Please copy each line of the records below that holds the word "功能关系".

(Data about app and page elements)
____________
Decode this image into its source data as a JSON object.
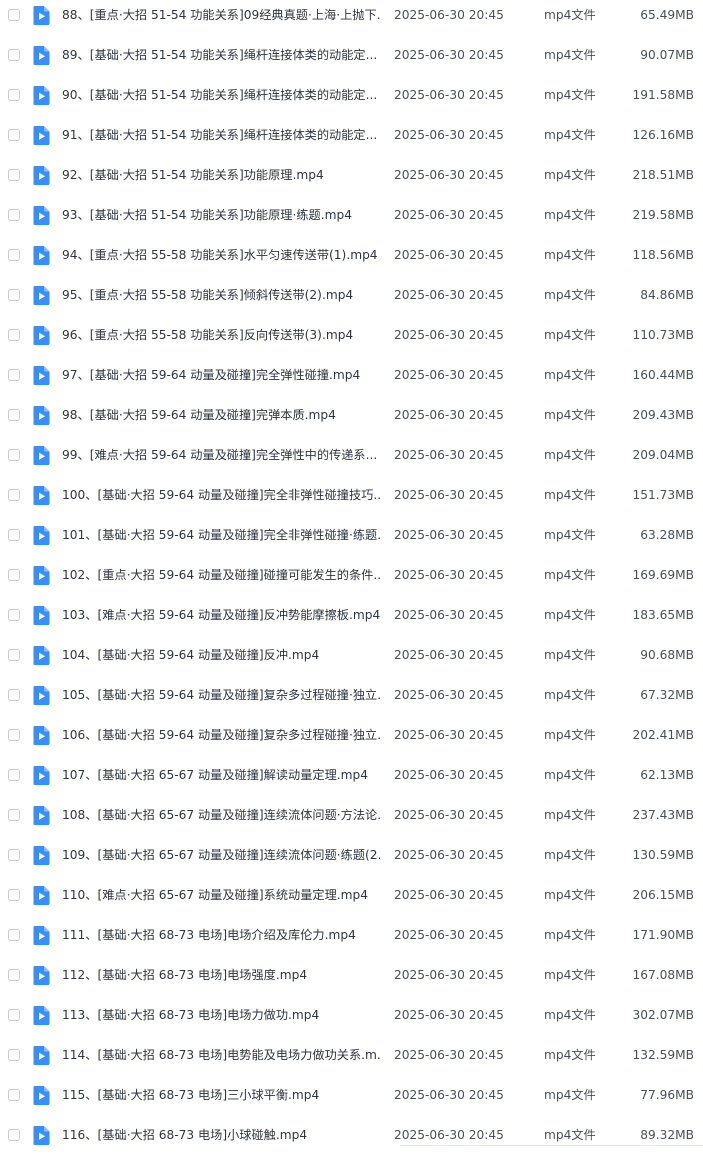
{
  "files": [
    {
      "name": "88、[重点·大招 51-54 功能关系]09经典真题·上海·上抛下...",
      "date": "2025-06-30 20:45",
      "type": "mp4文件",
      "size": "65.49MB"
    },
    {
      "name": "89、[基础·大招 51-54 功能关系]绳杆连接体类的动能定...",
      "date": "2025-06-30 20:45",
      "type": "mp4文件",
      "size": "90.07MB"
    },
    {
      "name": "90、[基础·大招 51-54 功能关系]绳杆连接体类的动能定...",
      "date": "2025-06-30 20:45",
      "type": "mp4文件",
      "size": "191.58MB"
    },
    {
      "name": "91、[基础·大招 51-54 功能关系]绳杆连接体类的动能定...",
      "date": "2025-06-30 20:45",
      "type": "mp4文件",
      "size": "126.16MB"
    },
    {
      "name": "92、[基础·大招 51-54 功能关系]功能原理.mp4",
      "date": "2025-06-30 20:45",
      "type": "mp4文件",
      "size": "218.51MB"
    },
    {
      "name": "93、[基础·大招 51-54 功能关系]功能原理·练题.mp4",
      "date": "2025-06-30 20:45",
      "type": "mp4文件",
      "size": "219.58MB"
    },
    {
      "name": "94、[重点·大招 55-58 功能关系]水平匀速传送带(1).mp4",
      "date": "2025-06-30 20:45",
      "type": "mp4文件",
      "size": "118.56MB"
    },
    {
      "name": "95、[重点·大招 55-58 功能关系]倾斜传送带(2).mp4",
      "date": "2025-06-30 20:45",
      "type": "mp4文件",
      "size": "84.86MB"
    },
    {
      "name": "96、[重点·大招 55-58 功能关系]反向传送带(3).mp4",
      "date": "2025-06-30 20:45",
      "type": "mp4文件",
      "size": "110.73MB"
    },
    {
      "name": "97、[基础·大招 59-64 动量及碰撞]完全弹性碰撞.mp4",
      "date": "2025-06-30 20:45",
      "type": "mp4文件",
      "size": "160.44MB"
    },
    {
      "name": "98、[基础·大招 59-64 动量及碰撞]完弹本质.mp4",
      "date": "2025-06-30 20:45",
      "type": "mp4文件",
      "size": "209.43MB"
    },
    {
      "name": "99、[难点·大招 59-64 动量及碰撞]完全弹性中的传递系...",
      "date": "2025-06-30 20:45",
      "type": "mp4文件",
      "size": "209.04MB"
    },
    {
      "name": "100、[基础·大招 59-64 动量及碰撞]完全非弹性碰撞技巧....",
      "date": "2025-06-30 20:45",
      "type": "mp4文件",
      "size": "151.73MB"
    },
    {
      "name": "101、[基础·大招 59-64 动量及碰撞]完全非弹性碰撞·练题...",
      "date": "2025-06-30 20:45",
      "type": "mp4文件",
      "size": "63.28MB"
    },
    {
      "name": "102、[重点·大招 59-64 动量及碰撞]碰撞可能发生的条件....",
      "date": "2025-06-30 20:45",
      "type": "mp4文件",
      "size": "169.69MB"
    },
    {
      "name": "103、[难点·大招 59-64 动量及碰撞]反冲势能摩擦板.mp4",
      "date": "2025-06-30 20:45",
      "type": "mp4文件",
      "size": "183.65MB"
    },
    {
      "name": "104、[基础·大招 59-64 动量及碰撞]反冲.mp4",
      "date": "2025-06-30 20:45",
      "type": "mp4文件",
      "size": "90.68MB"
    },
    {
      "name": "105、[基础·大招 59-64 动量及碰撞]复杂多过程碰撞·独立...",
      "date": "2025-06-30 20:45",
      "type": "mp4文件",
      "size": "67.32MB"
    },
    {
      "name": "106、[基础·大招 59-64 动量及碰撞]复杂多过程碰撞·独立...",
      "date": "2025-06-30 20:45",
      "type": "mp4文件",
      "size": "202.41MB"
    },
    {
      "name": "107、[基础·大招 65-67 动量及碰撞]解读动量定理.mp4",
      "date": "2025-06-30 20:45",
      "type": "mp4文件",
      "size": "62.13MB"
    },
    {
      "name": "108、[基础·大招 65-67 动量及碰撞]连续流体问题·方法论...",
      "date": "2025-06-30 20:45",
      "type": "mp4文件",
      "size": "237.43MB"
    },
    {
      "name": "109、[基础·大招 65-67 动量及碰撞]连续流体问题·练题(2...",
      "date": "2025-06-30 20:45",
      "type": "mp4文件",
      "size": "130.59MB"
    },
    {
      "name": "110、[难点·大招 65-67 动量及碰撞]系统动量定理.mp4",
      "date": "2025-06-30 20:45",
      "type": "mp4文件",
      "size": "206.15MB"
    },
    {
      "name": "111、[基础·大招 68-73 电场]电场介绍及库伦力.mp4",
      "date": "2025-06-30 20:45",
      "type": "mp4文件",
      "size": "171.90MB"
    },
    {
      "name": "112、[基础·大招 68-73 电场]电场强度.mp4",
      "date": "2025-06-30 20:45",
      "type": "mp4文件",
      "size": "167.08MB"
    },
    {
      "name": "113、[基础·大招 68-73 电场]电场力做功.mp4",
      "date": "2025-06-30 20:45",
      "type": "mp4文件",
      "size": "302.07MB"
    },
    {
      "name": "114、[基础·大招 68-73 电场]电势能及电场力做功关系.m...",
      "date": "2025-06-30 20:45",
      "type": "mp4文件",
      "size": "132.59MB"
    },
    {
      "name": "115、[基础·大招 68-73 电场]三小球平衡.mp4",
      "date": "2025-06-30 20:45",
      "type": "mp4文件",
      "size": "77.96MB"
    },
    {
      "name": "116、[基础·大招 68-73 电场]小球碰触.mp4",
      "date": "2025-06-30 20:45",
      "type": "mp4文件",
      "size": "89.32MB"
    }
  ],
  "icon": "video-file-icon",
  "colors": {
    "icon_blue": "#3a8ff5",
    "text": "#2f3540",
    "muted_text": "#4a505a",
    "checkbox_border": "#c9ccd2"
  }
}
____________
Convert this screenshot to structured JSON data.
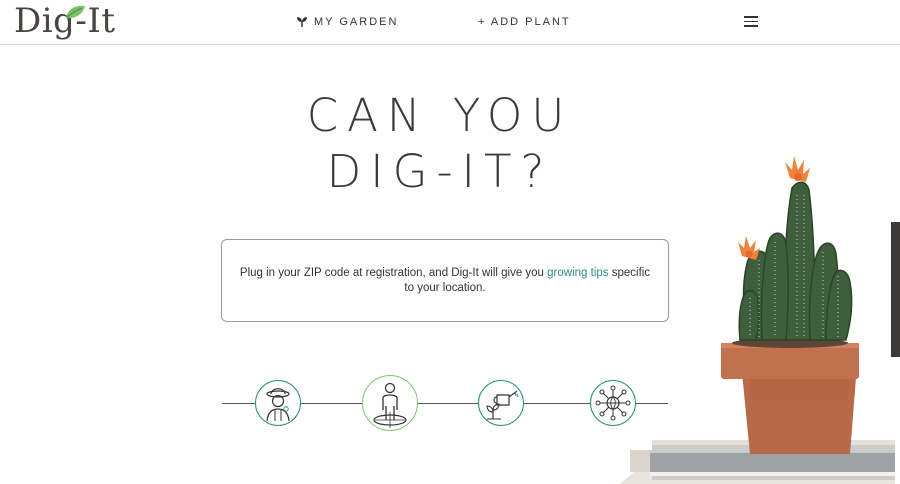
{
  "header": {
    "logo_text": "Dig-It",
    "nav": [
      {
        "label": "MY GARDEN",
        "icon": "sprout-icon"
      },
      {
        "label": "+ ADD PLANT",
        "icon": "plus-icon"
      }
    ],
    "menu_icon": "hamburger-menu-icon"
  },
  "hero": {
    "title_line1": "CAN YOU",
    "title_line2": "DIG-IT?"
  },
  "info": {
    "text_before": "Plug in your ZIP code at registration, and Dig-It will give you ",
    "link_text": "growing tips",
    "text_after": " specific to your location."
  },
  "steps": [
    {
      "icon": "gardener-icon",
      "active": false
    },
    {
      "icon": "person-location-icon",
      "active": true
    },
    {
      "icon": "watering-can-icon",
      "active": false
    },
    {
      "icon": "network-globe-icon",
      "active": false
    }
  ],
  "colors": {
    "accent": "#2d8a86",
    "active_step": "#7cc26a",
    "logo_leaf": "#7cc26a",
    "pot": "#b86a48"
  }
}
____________
### [Result of this exercise]
      "name": "88、[重点·大招 51-54 功能关系]09经典真题·上海·上抛下...",
      "name": "89、[基础·大招 51-54 功能关系]绳杆连接体类的动能定...",
      "name": "90、[基础·大招 51-54 功能关系]绳杆连接体类的动能定...",
      "name": "91、[基础·大招 51-54 功能关系]绳杆连接体类的动能定...",
      "name": "92、[基础·大招 51-54 功能关系]功能原理.mp4",
      "name": "93、[基础·大招 51-54 功能关系]功能原理·练题.mp4",
      "name": "94、[重点·大招 55-58 功能关系]水平匀速传送带(1).mp4",
      "name": "95、[重点·大招 55-58 功能关系]倾斜传送带(2).mp4",
      "name": "96、[重点·大招 55-58 功能关系]反向传送带(3).mp4",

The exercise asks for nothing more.